Marc Forster’s live-action Winnie the Pooh movie, the Ewan McGregor-starring “Christopher Robin,” isn’t hiding its biggest star. Neither is its first trailer. In our first look at the film, due out later this summer, McGregor’s eponymous character – a now-grown Christopher Robin, far removed from the joys of his animal pal-filled childhood in the Hundred Acre Wood – ably sets up one heck of a charming reveal: Winnie the Pooh, beautifully rendered to look exactly like an actual teddy bear, and still just as sweet as ever.
“We really put a lot of time into designing the bear and choosing the right material for the fur,” Forster recently told IndieWire. “We had so many samples of fur, and then the teddy bear, and then the sweater. And it’s just really to make sure I’m getting it right, because I love that bear so much.”
On set, Pooh was often played by a real teddy bear – which Forster lovingly referred to as “Stuffy” – who often stood in for the effects-crafted character. “We had a real teddy bear, so we blocked scenes often with the real teddy bear and then we had a voice actor on set that Ewan could read the lines with,” Forster explained.
The filmmaker was very impressed with McGregor, but indicated that the movie might hold another performance bolstered by the adorable ability to act alongside a slew of so-called Stuffys. (And he also hints that McGregor’s character isn’t the only Robin to enjoy the company of the furry friends.)

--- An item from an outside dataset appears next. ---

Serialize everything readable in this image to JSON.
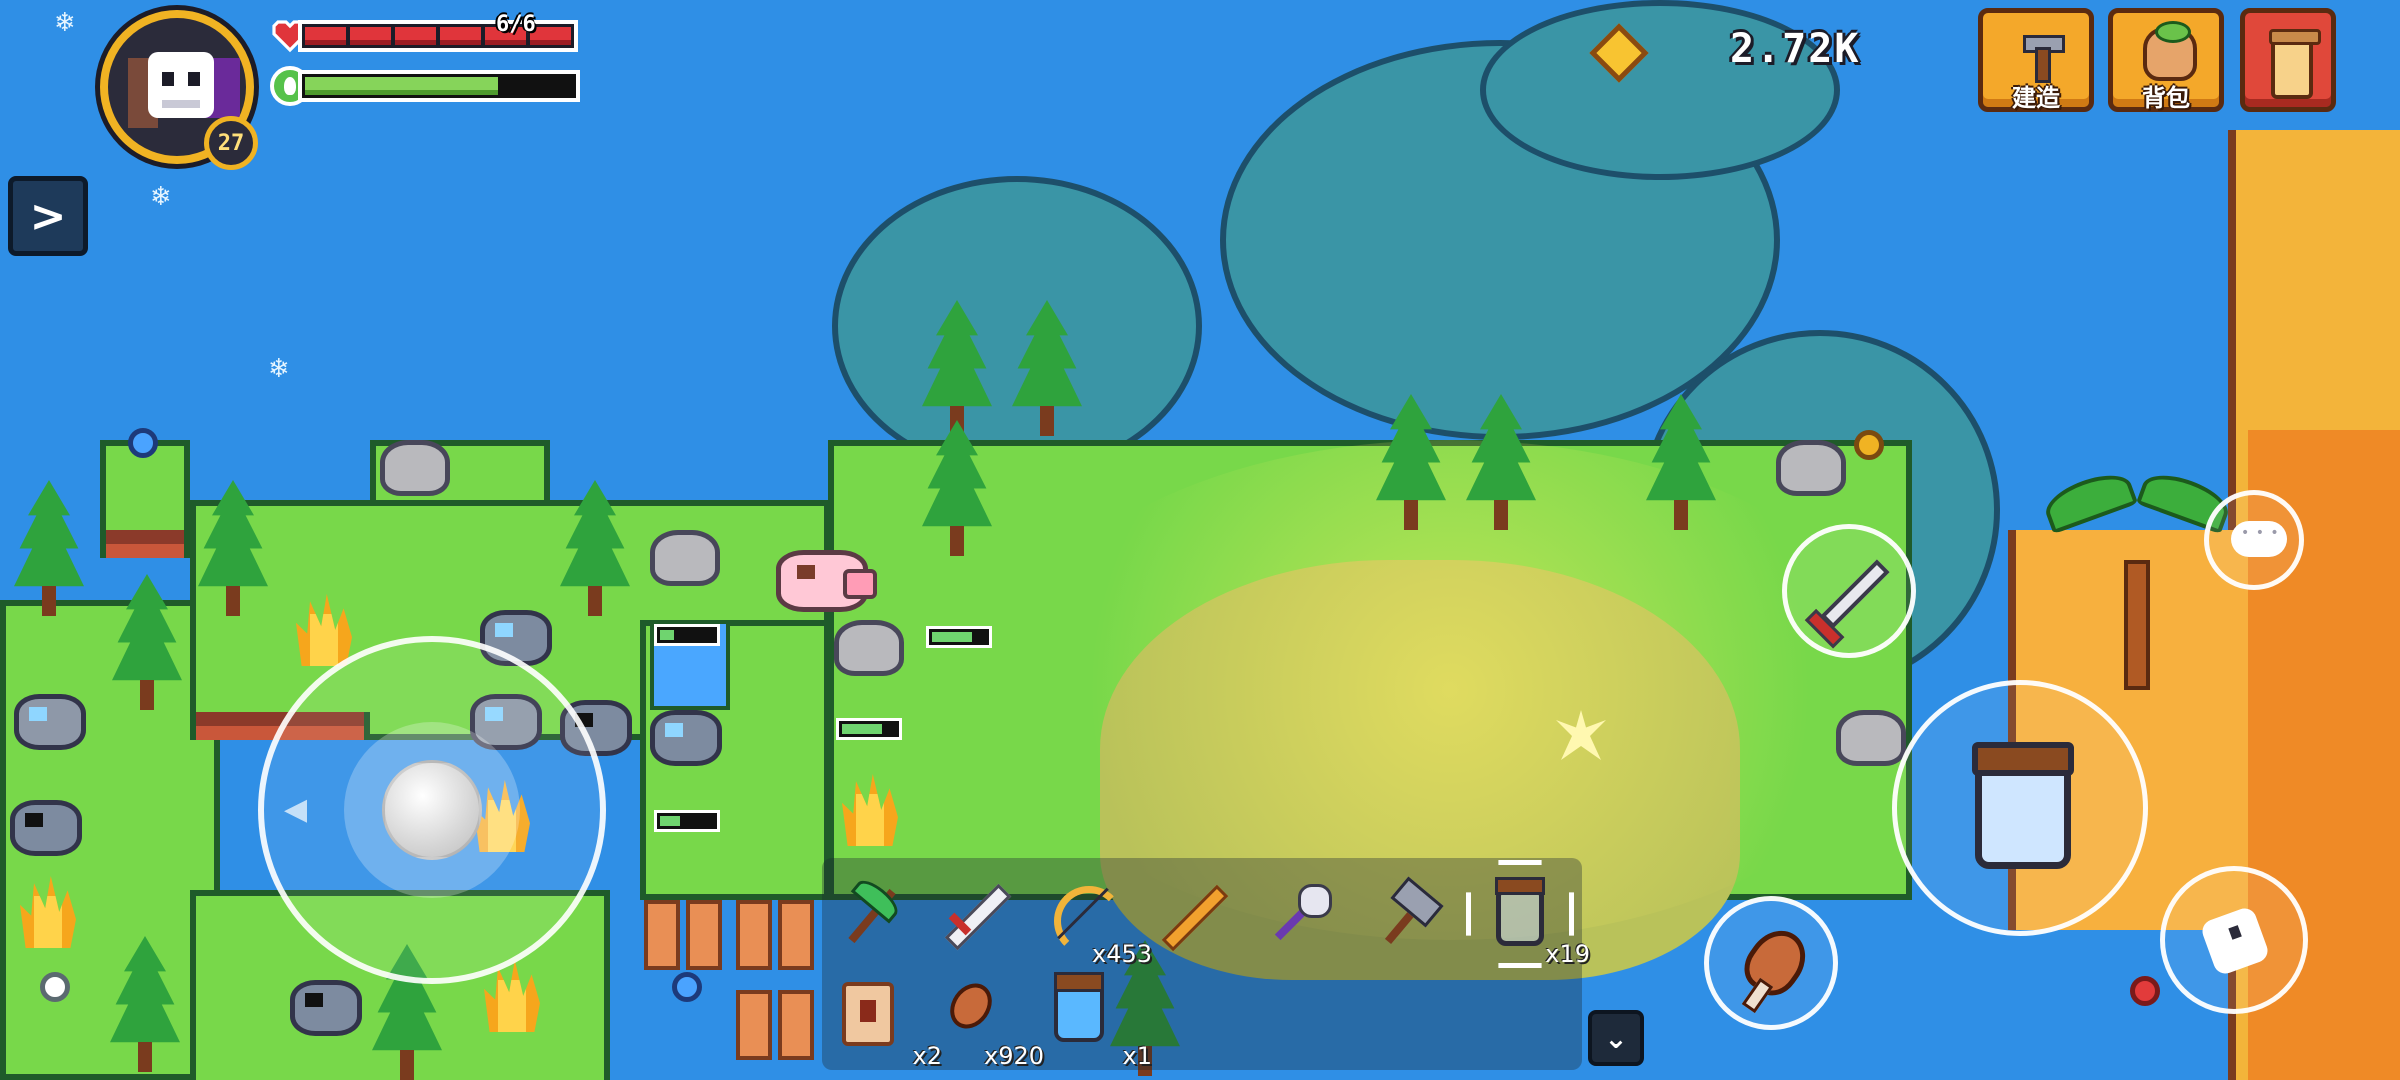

“You will see in later scenes, when you see the movie, Bronte Carmichael, who plays Christopher’s daughter Madeline, she does a scene where she acts with Tigger, Piglet, Eeyore, and Pooh,” he said. “And it’s just her, this little girl, she’s like 11 years old, and she acts as all four characters, and basically acts through thin-air. That girl, doing that and putting emotion into it, and you suddenly feel like she’s really there with these stuffed animals. It’s extraordinary.”
The film offered Forster, who has spent the past few years making decidedly non-kid-friendly fare like “World War Z” and “Machine Gun Preacher,” the chance to get back to his early roots.
“It gave me the opportunity to revisit my own childhood, and that’s always something I wanted to do and enjoyed,” Forster said. “I’ve been, since ‘Finding Neverland,’ looking for a magical realism piece, and when I found this, I said, ‘That could be really it. Let’s try to make this work.'”
Forster was also excited by the possibility of putting out the kind of charming film the world needs right now. “I looked at the state of the world,” he said. “I just said, I need a positive film and I need a hug from a bear. That would make me feel much better.'”
What’s cuddlier than a Winnie the Pooh bear hug?
Understandably, Forster said that he hopes audiences “are delighted and feel excited and enjoy having Pooh back” when they get that first glimpse at the beloved bear in the trailer. “I hope they will embrace the film, and that they will feel that we honored Pooh and celebrated Pooh, and feel delighted and inspired by it,” he said. “Hopefully their heart is tickled by it.”
“Christopher Robin” opens on August 3.